Your task is to return all of the entries below exactly, leaving out each picture.

Records from a collection
↓

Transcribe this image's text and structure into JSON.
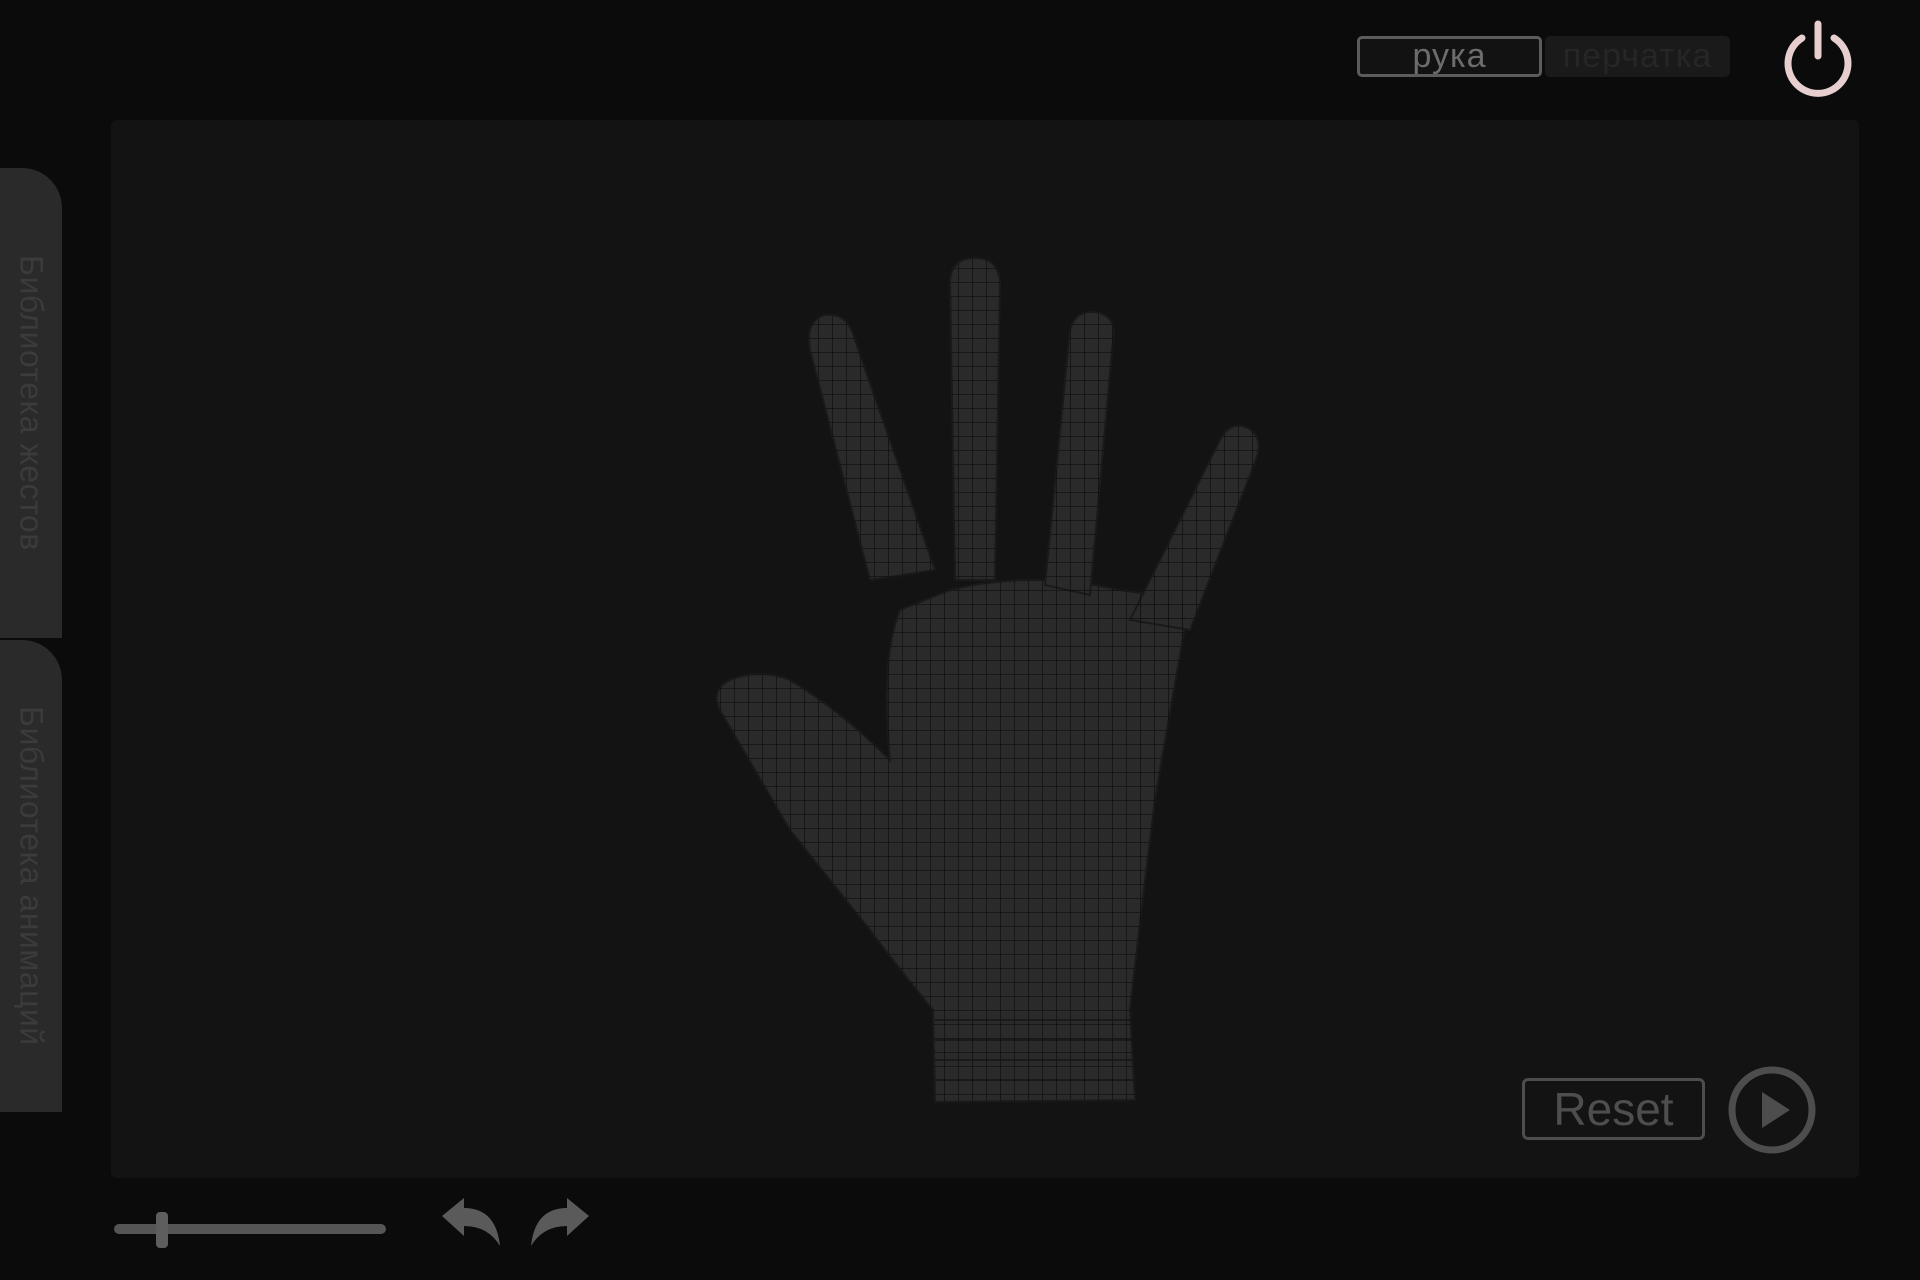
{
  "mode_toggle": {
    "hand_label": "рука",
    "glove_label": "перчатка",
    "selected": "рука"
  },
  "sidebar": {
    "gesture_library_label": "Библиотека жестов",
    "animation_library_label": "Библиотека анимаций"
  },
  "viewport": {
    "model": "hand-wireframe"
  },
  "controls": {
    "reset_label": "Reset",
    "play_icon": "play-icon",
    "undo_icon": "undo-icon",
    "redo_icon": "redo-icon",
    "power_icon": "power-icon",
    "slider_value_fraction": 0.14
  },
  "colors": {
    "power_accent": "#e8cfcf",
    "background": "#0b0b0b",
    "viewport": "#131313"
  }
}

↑

▶ **Solution to this problem**:
Transcribe this image's text and structure into JSON.
{
  "mode_toggle": {
    "hand_label": "рука",
    "glove_label": "перчатка",
    "selected": "рука"
  },
  "sidebar": {
    "gesture_library_label": "Библиотека жестов",
    "animation_library_label": "Библиотека анимаций"
  },
  "viewport": {
    "model": "hand-wireframe"
  },
  "controls": {
    "reset_label": "Reset",
    "play_icon": "play-icon",
    "undo_icon": "undo-icon",
    "redo_icon": "redo-icon",
    "power_icon": "power-icon",
    "slider_value_fraction": 0.14
  },
  "colors": {
    "power_accent": "#e8cfcf",
    "background": "#0b0b0b",
    "viewport": "#131313"
  }
}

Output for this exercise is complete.